Because plants do not possess a defined germline, deleterious somatic mutations can be passed to gametes, and a large number of cell divisions separating zygote from gamete formation may lead to many mutations in long-lived plants. We sequenced the genome of two terminal branches of a 234-year-old oak tree and found several fixed somatic single-nucleotide variants whose sequential appearance in the tree could be traced along nested sectors of younger branches. Our data suggest that stem cells of shoot meristems in trees are robustly protected from the accumulation of mutations.
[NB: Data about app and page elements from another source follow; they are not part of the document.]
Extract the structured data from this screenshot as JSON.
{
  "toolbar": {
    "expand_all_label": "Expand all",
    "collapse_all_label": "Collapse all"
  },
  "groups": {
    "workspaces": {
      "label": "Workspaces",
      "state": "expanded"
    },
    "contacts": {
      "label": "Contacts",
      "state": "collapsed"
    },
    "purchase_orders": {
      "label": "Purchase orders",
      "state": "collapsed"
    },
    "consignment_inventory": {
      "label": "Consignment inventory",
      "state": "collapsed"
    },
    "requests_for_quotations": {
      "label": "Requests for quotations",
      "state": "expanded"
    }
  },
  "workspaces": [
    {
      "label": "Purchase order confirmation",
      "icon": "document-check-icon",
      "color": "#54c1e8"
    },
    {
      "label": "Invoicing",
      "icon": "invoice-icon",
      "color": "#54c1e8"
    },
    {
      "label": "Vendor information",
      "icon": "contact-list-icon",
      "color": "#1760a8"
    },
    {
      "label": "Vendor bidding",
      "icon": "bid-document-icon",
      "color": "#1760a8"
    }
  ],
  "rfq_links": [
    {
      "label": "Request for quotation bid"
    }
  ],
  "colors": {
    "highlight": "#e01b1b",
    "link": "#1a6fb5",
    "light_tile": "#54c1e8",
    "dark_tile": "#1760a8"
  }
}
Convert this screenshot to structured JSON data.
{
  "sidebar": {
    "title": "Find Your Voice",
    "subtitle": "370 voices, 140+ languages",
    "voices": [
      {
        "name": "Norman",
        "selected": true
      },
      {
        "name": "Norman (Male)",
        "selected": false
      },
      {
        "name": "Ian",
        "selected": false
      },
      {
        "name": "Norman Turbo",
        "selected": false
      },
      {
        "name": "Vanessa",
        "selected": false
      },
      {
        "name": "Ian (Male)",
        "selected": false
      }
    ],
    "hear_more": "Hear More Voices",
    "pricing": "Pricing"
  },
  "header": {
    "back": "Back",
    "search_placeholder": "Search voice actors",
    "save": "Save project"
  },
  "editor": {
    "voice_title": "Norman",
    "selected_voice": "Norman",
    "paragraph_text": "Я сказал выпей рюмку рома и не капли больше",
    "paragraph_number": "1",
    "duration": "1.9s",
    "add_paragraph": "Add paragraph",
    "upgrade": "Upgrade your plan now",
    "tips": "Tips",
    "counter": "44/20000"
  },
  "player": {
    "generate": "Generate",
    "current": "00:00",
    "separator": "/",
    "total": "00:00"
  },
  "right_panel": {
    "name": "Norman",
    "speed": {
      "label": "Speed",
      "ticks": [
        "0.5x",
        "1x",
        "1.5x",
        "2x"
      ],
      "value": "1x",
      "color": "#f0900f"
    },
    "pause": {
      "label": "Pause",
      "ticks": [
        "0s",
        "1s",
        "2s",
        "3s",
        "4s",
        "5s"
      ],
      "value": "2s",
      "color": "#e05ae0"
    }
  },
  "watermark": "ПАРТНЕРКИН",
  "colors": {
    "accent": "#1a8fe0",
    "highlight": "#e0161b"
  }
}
This work was funded by the University of Lausanne through a supportive grant from the University rectorate and by the Swiss National Science Foundation (Agora Grant CRAGI3_145652). The Pacific Biosciences RS II sequencing was performed at the Lausanne Genomic Technologies Facility (GTF). The purchase of the GTF’s RS II instrument was financed in part by the Loterie Romande through the Fondation pour la Recherche en Médecine Génétique. We thank K. Harshman, J. Weber and M. Dupasquier from the GTF for sequencing. We thank C. Kuhlemeier for sharing unpublished results, J. Tercier for tree-ring analysis, Transistor communication for graphical production of the 3D oak, Woodtli + Leuba SA for sample collection, N. Guex for advice on SNV identification and J.-J. Strahm and M. Bonetti for providing oak images.